- [EXTRACTED DATA]:

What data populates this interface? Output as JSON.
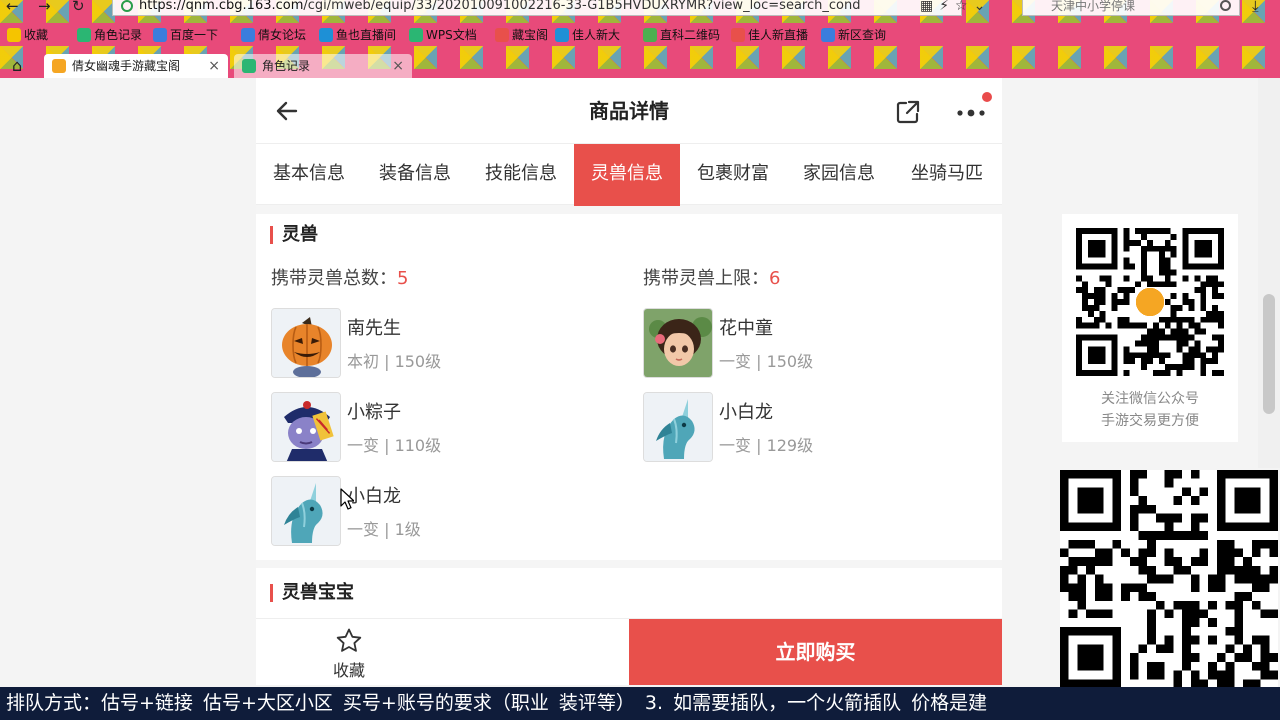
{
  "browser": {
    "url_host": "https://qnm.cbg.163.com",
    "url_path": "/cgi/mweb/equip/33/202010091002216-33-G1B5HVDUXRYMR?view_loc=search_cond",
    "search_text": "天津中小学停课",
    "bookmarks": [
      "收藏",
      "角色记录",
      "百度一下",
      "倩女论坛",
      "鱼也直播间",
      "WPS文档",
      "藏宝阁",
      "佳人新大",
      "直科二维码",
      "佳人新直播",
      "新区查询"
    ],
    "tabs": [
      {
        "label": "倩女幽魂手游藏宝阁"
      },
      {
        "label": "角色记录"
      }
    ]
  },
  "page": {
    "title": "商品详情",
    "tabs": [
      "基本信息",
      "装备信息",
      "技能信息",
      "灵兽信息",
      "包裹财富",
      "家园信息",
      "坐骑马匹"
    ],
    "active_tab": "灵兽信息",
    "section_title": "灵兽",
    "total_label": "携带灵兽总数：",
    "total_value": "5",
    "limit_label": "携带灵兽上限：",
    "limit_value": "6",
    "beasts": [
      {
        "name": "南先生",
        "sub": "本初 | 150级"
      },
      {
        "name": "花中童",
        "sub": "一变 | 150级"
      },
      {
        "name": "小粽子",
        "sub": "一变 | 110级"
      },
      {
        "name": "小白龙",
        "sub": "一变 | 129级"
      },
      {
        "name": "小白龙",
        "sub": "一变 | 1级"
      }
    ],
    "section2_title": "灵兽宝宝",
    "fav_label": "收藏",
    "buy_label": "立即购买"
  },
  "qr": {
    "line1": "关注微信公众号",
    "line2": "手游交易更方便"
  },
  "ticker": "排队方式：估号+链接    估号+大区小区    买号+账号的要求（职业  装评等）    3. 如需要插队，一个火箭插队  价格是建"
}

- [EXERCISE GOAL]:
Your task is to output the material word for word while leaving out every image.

- [SOLUTION TO THIS PROBLEM]:
What data populates this interface? Output as JSON.
{
  "browser": {
    "url_host": "https://qnm.cbg.163.com",
    "url_path": "/cgi/mweb/equip/33/202010091002216-33-G1B5HVDUXRYMR?view_loc=search_cond",
    "search_text": "天津中小学停课",
    "bookmarks": [
      "收藏",
      "角色记录",
      "百度一下",
      "倩女论坛",
      "鱼也直播间",
      "WPS文档",
      "藏宝阁",
      "佳人新大",
      "直科二维码",
      "佳人新直播",
      "新区查询"
    ],
    "tabs": [
      {
        "label": "倩女幽魂手游藏宝阁"
      },
      {
        "label": "角色记录"
      }
    ]
  },
  "page": {
    "title": "商品详情",
    "tabs": [
      "基本信息",
      "装备信息",
      "技能信息",
      "灵兽信息",
      "包裹财富",
      "家园信息",
      "坐骑马匹"
    ],
    "active_tab": "灵兽信息",
    "section_title": "灵兽",
    "total_label": "携带灵兽总数：",
    "total_value": "5",
    "limit_label": "携带灵兽上限：",
    "limit_value": "6",
    "beasts": [
      {
        "name": "南先生",
        "sub": "本初 | 150级"
      },
      {
        "name": "花中童",
        "sub": "一变 | 150级"
      },
      {
        "name": "小粽子",
        "sub": "一变 | 110级"
      },
      {
        "name": "小白龙",
        "sub": "一变 | 129级"
      },
      {
        "name": "小白龙",
        "sub": "一变 | 1级"
      }
    ],
    "section2_title": "灵兽宝宝",
    "fav_label": "收藏",
    "buy_label": "立即购买"
  },
  "qr": {
    "line1": "关注微信公众号",
    "line2": "手游交易更方便"
  },
  "ticker": "排队方式：估号+链接    估号+大区小区    买号+账号的要求（职业  装评等）    3. 如需要插队，一个火箭插队  价格是建"
}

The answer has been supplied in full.